Freedom remains bitterly contested in Independent India. Democracy works only for some, who thrive in its liberties, security and choice. Others are condemned to life-sentences variously of hunger, homelessness, stigma, fear, penury and neglect.
In this collection of essays, written between 2004 and 2011, we encounter many of these exiles from India’s secular democracy – children living on the streets, households battling hunger, communities battling the politics of hate; we encounter injustice and suffering, but also resistance and hope. These essays straddle many subjects – people and policies, books and films.

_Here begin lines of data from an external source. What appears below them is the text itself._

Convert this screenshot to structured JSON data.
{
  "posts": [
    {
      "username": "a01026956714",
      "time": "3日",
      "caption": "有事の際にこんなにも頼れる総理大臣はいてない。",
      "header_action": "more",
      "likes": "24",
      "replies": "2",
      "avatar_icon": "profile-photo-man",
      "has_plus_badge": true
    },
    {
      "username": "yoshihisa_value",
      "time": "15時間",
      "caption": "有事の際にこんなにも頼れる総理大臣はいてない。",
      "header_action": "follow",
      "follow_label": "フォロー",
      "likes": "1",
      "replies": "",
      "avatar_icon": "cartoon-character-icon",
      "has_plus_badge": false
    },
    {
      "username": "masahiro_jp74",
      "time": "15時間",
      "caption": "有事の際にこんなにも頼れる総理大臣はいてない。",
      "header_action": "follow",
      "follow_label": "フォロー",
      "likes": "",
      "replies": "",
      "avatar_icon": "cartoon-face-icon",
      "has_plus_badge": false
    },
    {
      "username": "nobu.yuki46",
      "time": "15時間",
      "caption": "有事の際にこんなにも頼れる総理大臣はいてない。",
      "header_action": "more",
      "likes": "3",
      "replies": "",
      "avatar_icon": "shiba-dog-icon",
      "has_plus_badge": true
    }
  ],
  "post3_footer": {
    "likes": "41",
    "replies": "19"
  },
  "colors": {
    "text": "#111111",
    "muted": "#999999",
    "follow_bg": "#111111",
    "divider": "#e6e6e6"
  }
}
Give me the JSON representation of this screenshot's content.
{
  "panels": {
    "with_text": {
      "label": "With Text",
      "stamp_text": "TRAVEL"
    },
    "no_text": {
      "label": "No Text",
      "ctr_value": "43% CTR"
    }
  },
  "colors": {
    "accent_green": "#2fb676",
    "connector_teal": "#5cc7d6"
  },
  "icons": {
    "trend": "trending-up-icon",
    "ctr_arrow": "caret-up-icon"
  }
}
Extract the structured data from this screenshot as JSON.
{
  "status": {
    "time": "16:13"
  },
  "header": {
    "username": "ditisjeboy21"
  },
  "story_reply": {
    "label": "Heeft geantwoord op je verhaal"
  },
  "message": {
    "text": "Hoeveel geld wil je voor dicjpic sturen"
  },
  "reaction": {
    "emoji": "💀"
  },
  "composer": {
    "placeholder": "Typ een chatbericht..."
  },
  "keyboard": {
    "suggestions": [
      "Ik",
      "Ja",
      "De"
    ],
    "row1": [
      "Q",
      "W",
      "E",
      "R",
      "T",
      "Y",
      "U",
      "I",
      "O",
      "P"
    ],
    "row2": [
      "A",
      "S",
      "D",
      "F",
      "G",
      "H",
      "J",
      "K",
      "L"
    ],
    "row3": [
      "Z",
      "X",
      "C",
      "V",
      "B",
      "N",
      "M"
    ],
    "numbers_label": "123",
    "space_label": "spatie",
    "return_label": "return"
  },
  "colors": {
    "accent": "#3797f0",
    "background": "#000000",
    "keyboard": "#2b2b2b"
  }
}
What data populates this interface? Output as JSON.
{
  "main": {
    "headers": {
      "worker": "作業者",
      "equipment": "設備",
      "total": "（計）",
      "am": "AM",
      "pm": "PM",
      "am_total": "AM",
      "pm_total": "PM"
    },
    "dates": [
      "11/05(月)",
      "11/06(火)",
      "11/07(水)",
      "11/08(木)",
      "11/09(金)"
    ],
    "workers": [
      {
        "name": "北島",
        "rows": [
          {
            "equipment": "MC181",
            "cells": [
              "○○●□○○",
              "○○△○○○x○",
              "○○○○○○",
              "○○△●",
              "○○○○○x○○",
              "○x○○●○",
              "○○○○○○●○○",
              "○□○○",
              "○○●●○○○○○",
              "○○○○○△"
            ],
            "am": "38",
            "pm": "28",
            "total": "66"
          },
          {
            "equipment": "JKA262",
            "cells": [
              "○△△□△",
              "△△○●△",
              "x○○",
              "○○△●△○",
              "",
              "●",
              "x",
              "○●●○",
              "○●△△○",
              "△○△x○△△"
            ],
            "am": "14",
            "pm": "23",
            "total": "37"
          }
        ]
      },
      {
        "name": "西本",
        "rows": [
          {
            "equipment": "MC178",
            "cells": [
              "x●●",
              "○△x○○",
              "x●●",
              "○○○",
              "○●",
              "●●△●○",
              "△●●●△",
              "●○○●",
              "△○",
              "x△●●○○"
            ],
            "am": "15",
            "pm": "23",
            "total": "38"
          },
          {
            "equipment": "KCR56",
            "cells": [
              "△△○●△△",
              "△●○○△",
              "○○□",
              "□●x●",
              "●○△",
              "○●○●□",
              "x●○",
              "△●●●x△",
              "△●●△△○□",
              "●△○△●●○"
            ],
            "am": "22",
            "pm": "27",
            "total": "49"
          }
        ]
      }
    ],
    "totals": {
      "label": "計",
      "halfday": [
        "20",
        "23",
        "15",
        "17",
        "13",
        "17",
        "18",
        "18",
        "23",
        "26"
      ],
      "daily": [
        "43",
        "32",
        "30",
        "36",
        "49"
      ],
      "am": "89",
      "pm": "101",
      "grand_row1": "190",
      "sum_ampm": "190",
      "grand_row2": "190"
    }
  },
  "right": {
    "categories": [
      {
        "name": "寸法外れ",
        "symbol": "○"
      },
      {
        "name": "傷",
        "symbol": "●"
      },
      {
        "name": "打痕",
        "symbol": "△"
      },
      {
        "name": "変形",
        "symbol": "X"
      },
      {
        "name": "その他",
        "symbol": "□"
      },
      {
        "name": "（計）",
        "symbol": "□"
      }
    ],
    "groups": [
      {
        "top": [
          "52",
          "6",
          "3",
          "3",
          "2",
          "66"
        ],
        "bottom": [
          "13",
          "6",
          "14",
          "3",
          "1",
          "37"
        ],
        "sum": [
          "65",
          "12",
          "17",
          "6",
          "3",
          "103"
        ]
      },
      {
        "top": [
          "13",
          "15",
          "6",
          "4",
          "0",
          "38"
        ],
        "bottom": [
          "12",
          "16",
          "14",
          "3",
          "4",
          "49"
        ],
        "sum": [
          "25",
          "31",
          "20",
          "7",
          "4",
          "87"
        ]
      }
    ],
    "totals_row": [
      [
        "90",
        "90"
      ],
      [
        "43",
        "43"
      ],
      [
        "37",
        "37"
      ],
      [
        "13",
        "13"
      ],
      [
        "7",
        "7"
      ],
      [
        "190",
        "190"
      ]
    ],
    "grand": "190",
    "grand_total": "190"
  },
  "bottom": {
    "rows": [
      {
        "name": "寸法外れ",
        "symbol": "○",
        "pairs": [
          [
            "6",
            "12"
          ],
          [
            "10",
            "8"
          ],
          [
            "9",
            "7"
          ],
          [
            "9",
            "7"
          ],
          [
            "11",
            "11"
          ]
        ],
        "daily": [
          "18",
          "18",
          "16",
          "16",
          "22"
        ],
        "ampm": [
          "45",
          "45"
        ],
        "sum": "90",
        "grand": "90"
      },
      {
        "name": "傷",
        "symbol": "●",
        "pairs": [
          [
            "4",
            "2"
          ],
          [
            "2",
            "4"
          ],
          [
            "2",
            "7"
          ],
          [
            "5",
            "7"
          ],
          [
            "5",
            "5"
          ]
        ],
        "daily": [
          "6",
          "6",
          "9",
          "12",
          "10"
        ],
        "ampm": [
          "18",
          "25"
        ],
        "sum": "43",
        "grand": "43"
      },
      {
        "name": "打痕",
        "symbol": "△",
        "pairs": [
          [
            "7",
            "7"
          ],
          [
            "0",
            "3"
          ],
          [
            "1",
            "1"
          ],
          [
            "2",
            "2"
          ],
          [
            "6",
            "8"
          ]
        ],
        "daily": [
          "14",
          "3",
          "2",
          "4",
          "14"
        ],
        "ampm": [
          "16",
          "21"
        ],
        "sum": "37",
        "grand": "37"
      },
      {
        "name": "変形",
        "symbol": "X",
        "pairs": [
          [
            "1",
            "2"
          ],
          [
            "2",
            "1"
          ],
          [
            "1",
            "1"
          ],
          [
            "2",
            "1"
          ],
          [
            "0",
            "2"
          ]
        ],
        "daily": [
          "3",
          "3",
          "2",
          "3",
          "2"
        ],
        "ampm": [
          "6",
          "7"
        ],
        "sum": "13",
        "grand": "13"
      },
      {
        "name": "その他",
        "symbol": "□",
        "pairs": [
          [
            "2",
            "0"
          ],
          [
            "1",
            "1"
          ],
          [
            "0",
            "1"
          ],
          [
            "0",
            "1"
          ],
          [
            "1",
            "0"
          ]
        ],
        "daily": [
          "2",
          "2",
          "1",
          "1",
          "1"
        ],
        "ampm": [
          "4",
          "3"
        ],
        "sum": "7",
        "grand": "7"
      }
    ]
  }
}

Within these pages, we witness a giant nation – at once old and new, dark and shining, cruel and compassionate, unfree and free.
The author weaves an alternative tapestry of diverse images and voices, portraying India in the early years of the twenty-first century.
Cover: Photograph of Bibi Khatoon, resident of Signal Falia, Godhra, whose three sons spent nine years in jail without bail, charged with the burning of the train in Godhra on February 27, 2002, and were finally acquitted. Photo by Johanna Lokhande
Harsh Mander is a human rights and peace worker. He is the author of Looking Away: Inequality, Prejudice and Indifference in New India; Unheard Voices: Stories of Forgotten Lives; Ash in the Belly: India’s Unfinished Battle against Hunger; Fatal Accidents of Birth: Stories of Suffering, Oppression and Resistance and several other books on contemporary India.